spacer5. I am grateful to the Public Record Office in London for sending me scans of the two poems (Collection of State Papers (Foreign), 1569 -7 1, item 721), and to Professor Roger Green, Glasgow, Mr Ian Cunningham, formerly of the National Library of Scotland, and Professor Philip Ford, Cambridge, for advice and suggestions concerning the translations.

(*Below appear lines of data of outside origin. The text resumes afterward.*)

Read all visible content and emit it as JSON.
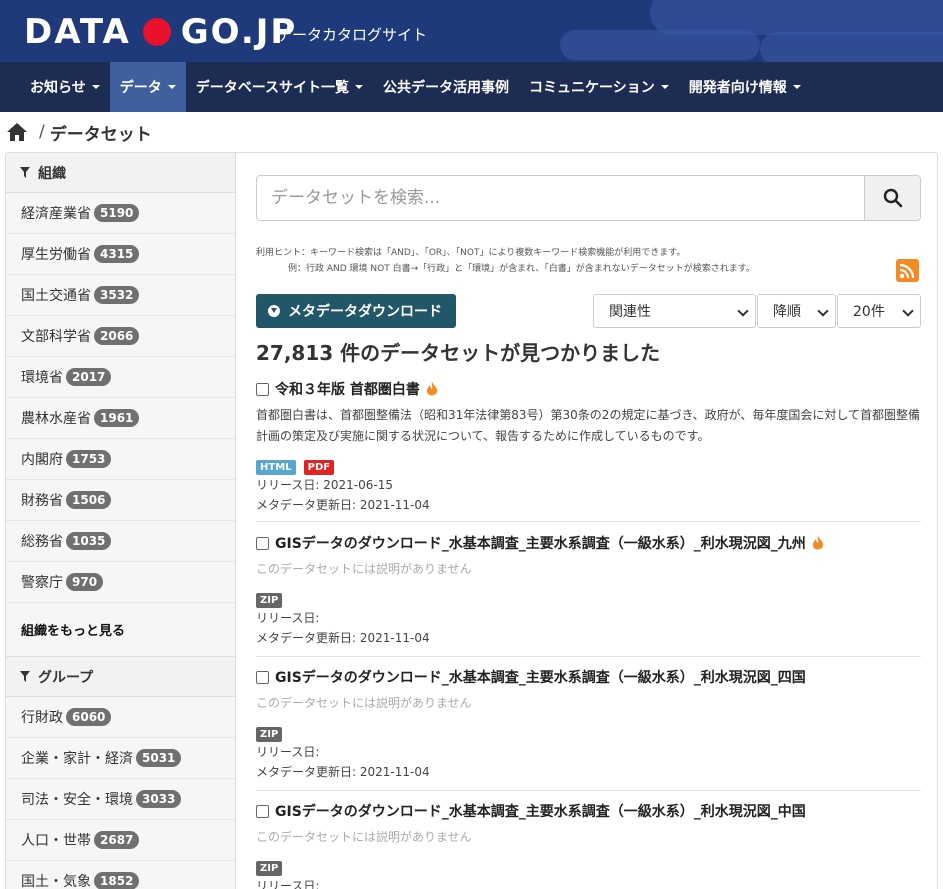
{
  "header": {
    "logo_left": "DATA",
    "logo_right": "GO.JP",
    "subtitle": "データカタログサイト"
  },
  "nav": [
    {
      "label": "お知らせ",
      "dropdown": true,
      "active": false
    },
    {
      "label": "データ",
      "dropdown": true,
      "active": true
    },
    {
      "label": "データベースサイト一覧",
      "dropdown": true,
      "active": false
    },
    {
      "label": "公共データ活用事例",
      "dropdown": false,
      "active": false
    },
    {
      "label": "コミュニケーション",
      "dropdown": true,
      "active": false
    },
    {
      "label": "開発者向け情報",
      "dropdown": true,
      "active": false
    }
  ],
  "breadcrumb": {
    "current": "データセット"
  },
  "sidebar": {
    "org_heading": "組織",
    "orgs": [
      {
        "label": "経済産業省",
        "count": "5190"
      },
      {
        "label": "厚生労働省",
        "count": "4315"
      },
      {
        "label": "国土交通省",
        "count": "3532"
      },
      {
        "label": "文部科学省",
        "count": "2066"
      },
      {
        "label": "環境省",
        "count": "2017"
      },
      {
        "label": "農林水産省",
        "count": "1961"
      },
      {
        "label": "内閣府",
        "count": "1753"
      },
      {
        "label": "財務省",
        "count": "1506"
      },
      {
        "label": "総務省",
        "count": "1035"
      },
      {
        "label": "警察庁",
        "count": "970"
      }
    ],
    "org_more": "組織をもっと見る",
    "group_heading": "グループ",
    "groups": [
      {
        "label": "行財政",
        "count": "6060"
      },
      {
        "label": "企業・家計・経済",
        "count": "5031"
      },
      {
        "label": "司法・安全・環境",
        "count": "3033"
      },
      {
        "label": "人口・世帯",
        "count": "2687"
      },
      {
        "label": "国土・気象",
        "count": "1852"
      }
    ]
  },
  "search": {
    "placeholder": "データセットを検索..."
  },
  "hint": {
    "line1": "利用ヒント：キーワード検索は「AND」、「OR」、「NOT」により複数キーワード検索機能が利用できます。",
    "line2": "例：行政 AND 環境 NOT 白書→「行政」と「環境」が含まれ、「白書」が含まれないデータセットが検索されます。"
  },
  "toolbar": {
    "download_label": "メタデータダウンロード",
    "sort_label": "関連性",
    "order_label": "降順",
    "per_page_label": "20件"
  },
  "result_count": "27,813 件のデータセットが見つかりました",
  "datasets": [
    {
      "title": "令和３年版 首都圏白書",
      "hot": true,
      "description": "首都圏白書は、首都圏整備法（昭和31年法律第83号）第30条の2の規定に基づき、政府が、毎年度国会に対して首都圏整備計画の策定及び実施に関する状況について、報告するために作成しているものです。",
      "formats": [
        "HTML",
        "PDF"
      ],
      "release": "リリース日: 2021-06-15",
      "updated": "メタデータ更新日: 2021-11-04"
    },
    {
      "title": "GISデータのダウンロード_水基本調査_主要水系調査（一級水系）_利水現況図_九州",
      "hot": true,
      "description": "このデータセットには説明がありません",
      "formats": [
        "ZIP"
      ],
      "release": "リリース日:",
      "updated": "メタデータ更新日: 2021-11-04"
    },
    {
      "title": "GISデータのダウンロード_水基本調査_主要水系調査（一級水系）_利水現況図_四国",
      "hot": false,
      "description": "このデータセットには説明がありません",
      "formats": [
        "ZIP"
      ],
      "release": "リリース日:",
      "updated": "メタデータ更新日: 2021-11-04"
    },
    {
      "title": "GISデータのダウンロード_水基本調査_主要水系調査（一級水系）_利水現況図_中国",
      "hot": false,
      "description": "このデータセットには説明がありません",
      "formats": [
        "ZIP"
      ],
      "release": "リリース日:",
      "updated": ""
    }
  ],
  "colors": {
    "masthead": "#1f3a7a",
    "navbar": "#1c2c52",
    "nav_active": "#3f5f9f",
    "download_button": "#215769",
    "badge": "#707070",
    "logo_dot": "#e8122d"
  }
}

spacerNOTE 1 A verse translation was published by Rev. Francis Wrangham (Epithalamia Tria Mariana, Chester, 1837). The text had been reprinted by David Laing (Edinburgh, 1821, private print), whose introduction comments that Craig unquam a Camoenis et amoenioribus literis est avulsus, and says that this Epithalamium viro cl. Arthuro Johnstono ne cognitum quidem videri, eo saltem tempore, quo caetera Craigi carmina, anno, M.DC.XXXVII in Deliciis Poetarum Scotorum  orbi literato donavit.  It is odd that so astoundingly diligent a scholar as Laing did not note that a number of liminary verses by Craig also failed to make it into Delitiae Poetarum.  See Appendix.

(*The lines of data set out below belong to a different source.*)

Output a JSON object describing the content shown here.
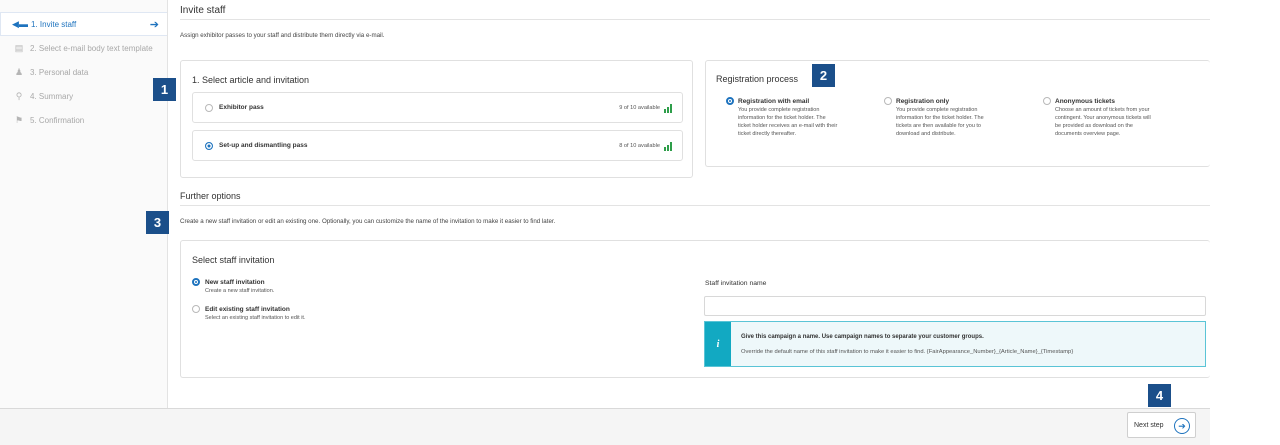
{
  "sidebar": {
    "steps": [
      {
        "label": "1. Invite staff",
        "icon": "megaphone-icon",
        "glyph": "◀▬",
        "active": true
      },
      {
        "label": "2. Select e-mail body text template",
        "icon": "chat-icon",
        "glyph": "▤"
      },
      {
        "label": "3. Personal data",
        "icon": "users-icon",
        "glyph": "♟"
      },
      {
        "label": "4. Summary",
        "icon": "search-icon",
        "glyph": "⚲"
      },
      {
        "label": "5. Confirmation",
        "icon": "flag-icon",
        "glyph": "⚑"
      }
    ],
    "active_arrow": "➔"
  },
  "main": {
    "title": "Invite staff",
    "subtitle": "Assign exhibitor passes to your staff and distribute them directly via e-mail."
  },
  "articles": {
    "title": "1. Select article and invitation",
    "items": [
      {
        "label": "Exhibitor pass",
        "availability": "9 of 10 available",
        "selected": false
      },
      {
        "label": "Set-up and dismantling pass",
        "availability": "8 of 10 available",
        "selected": true
      }
    ]
  },
  "registration": {
    "title": "Registration process",
    "options": [
      {
        "label": "Registration with email",
        "selected": true,
        "desc": [
          "You provide complete registration",
          "information for the ticket holder. The",
          "ticket holder receives an e-mail with their",
          "ticket directly thereafter."
        ]
      },
      {
        "label": "Registration only",
        "selected": false,
        "desc": [
          "You provide complete registration",
          "information for the ticket holder. The",
          "tickets are then available for you to",
          "download and distribute."
        ]
      },
      {
        "label": "Anonymous tickets",
        "selected": false,
        "desc": [
          "Choose an amount of tickets from your",
          "contingent. Your anonymous tickets will",
          "be provided as download on the",
          "documents overview page."
        ]
      }
    ]
  },
  "further": {
    "title": "Further options",
    "desc": "Create a new staff invitation or edit an existing one. Optionally, you can customize the name of the invitation to make it easier to find later.",
    "panel_title": "Select staff invitation",
    "options": [
      {
        "label": "New staff invitation",
        "desc": "Create a new staff invitation.",
        "selected": true
      },
      {
        "label": "Edit existing staff invitation",
        "desc": "Select an existing staff invitation to edit it.",
        "selected": false
      }
    ],
    "name_label": "Staff invitation name",
    "name_value": "",
    "info_line1": "Give this campaign a name. Use campaign names to separate your customer groups.",
    "info_line2": "Override the default name of this staff invitation to make it easier to find. {FairAppearance_Number}_{Article_Name}_{Timestamp}",
    "info_glyph": "i"
  },
  "badges": [
    "1",
    "2",
    "3",
    "4"
  ],
  "footer": {
    "next_label": "Next step",
    "next_glyph": "➔"
  },
  "colors": {
    "accent": "#1e73be",
    "badge": "#1b4f8a",
    "info": "#12a9c2",
    "available": "#2e9e4a"
  }
}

spacerNOTE 2 McFarlane does not seem to have realised that the poet and the lawyer are the same man; on p. 317 the poet is named – correctly – “Thomas Craig,” whereas on p. 415, “Sir Thomas Craig” appears as the author of De Iure Successionis Regni Angliae libri duo; separate index entries are given for these two names.

spacerNOTE 3 A poignantly brief epitaph, inscribed on a brass plate still to be seen in the High Kirk of St Giles, captured the mood: Iacobo Stewarto, Moraviae Comiti, Scotiae Proregi, viro aetatis suae longe optimo, ab inimicis, omnis memoriae deterrimis, ex insidiis extinct, ceu patri communi, patria moerens posuit; see Calderwood, History of the Kirk of Scotland, II.510 - 27, for an account of the murder and the reactions to it, including the despair felt by John Knox (pp. 513 - 15). For the authorship of the epitaph, long attributed to George Buchanan, see Amy Blakeway, “The Response to the Regent Moray's Assassination,” Scottish Historical Review vol. 88 (2009) pp.9 - 33, p.26.

spacerNOTE 4 See Roger Mason and Martin Smith, A Dialogue on the Law of Kingship among the Scots, (Ashgate: Aldershot, 2004), introduction p. xxvii.

spacerNOTE 5 James Stewart, whose lifelong home was in St Andrews, would have been a familiar figure to Craig ever since the latter’s days as a student in St Andrews (at the crypto-Protestant St Leonard’s College) in the mid 1550’s. 

spacerNOTE 6 See Satirical Poems of the Time of the Reformation,  ed. James Cranstoun (2 vols., Scottish Text Society: Edinburgh, 1891 - 93)  I.82 - 127. For a contextualisation and analysis of the broadside verse, see Jamie Reid Baxter, “‘Judge and revenge my cause’: the Earl of Morton, Andro Blackhall, Robert Sempill and the Fall of the House of Hamilton in 1579,” in Sally Mapstone (ed.) Older Scots Literature (John Donald: Edinburgh, 2005), 467 - 92. For the prose contributions to the anti-Hamilton campaign, see Roger Mason, “George Buchanan’s vernacular polemics, 1570-1572,” The Innes Review 54:1 (Spring 2003) 47 - 58, which covers a great deal more than Buchanan’s two pamphlets. Tricia A. McElroy's coverage of the vernacular verse surrounding Moray's murder in her  “Imagining the ‘Scottis Natioun’: Populism and Propaganda in Scottish Satirical Broadsides”   (Texas Studies in Literature and Language 49:4, Winter 2007, pp. 320 - 339) usefully indicates just how unpopulistic and unpropagandistic Craig's response is. While voicing horror at the heartlessness of the “infamous clan” that killed the Regent, Craig refrains from naming the Hamiltons. The tone of his poems, which sound personal and at the same speak on behalf of Scotland, strengthens the case for their having been written in the strange, uneasy calm that obtained between 23 January and the outbreak of civil war after Moray’s state funeral; this had been delayed in order to give the “King’s Men” time to organise the event as a massive show of unity and strength.